◆ Work order
Because the entries hold pictures, reproduce only their words, exactly as written.

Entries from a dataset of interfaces
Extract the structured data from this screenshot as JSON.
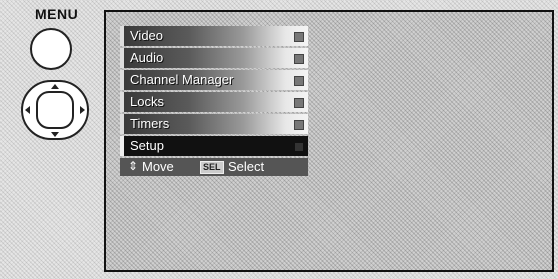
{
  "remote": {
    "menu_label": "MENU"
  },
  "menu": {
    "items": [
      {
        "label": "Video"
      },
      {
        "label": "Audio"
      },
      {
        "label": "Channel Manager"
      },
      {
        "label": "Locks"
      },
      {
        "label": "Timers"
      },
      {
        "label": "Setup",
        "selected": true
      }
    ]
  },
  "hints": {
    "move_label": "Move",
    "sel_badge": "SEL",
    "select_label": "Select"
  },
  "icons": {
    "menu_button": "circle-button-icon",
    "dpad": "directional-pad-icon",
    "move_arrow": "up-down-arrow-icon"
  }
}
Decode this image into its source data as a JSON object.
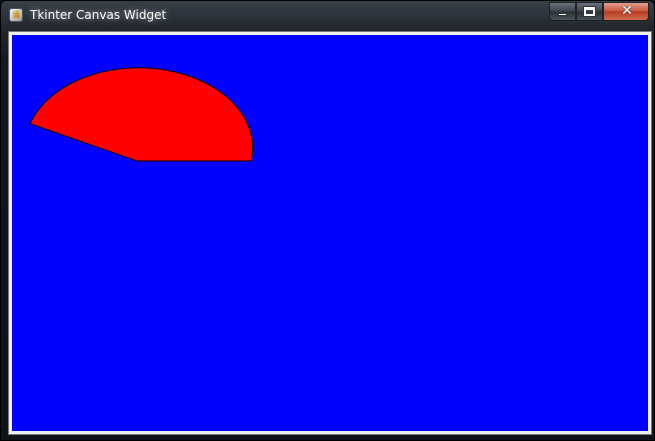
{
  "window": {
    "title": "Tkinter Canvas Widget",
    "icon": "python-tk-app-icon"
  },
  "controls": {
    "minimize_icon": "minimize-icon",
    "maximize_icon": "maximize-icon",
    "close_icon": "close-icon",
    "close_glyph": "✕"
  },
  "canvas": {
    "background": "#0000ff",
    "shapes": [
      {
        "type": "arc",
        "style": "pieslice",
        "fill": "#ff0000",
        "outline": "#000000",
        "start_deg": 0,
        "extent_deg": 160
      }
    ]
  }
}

◆ Task output
Extract the structured data from this screenshot as JSON.
{
  "remote": {
    "menu_label": "MENU"
  },
  "menu": {
    "items": [
      {
        "label": "Video"
      },
      {
        "label": "Audio"
      },
      {
        "label": "Channel Manager"
      },
      {
        "label": "Locks"
      },
      {
        "label": "Timers"
      },
      {
        "label": "Setup",
        "selected": true
      }
    ]
  },
  "hints": {
    "move_label": "Move",
    "sel_badge": "SEL",
    "select_label": "Select"
  },
  "icons": {
    "menu_button": "circle-button-icon",
    "dpad": "directional-pad-icon",
    "move_arrow": "up-down-arrow-icon"
  }
}
Decode this image into its source data as a JSON object.
{
  "window": {
    "title": "Tkinter Canvas Widget",
    "icon": "python-tk-app-icon"
  },
  "controls": {
    "minimize_icon": "minimize-icon",
    "maximize_icon": "maximize-icon",
    "close_icon": "close-icon",
    "close_glyph": "✕"
  },
  "canvas": {
    "background": "#0000ff",
    "shapes": [
      {
        "type": "arc",
        "style": "pieslice",
        "fill": "#ff0000",
        "outline": "#000000",
        "start_deg": 0,
        "extent_deg": 160
      }
    ]
  }
}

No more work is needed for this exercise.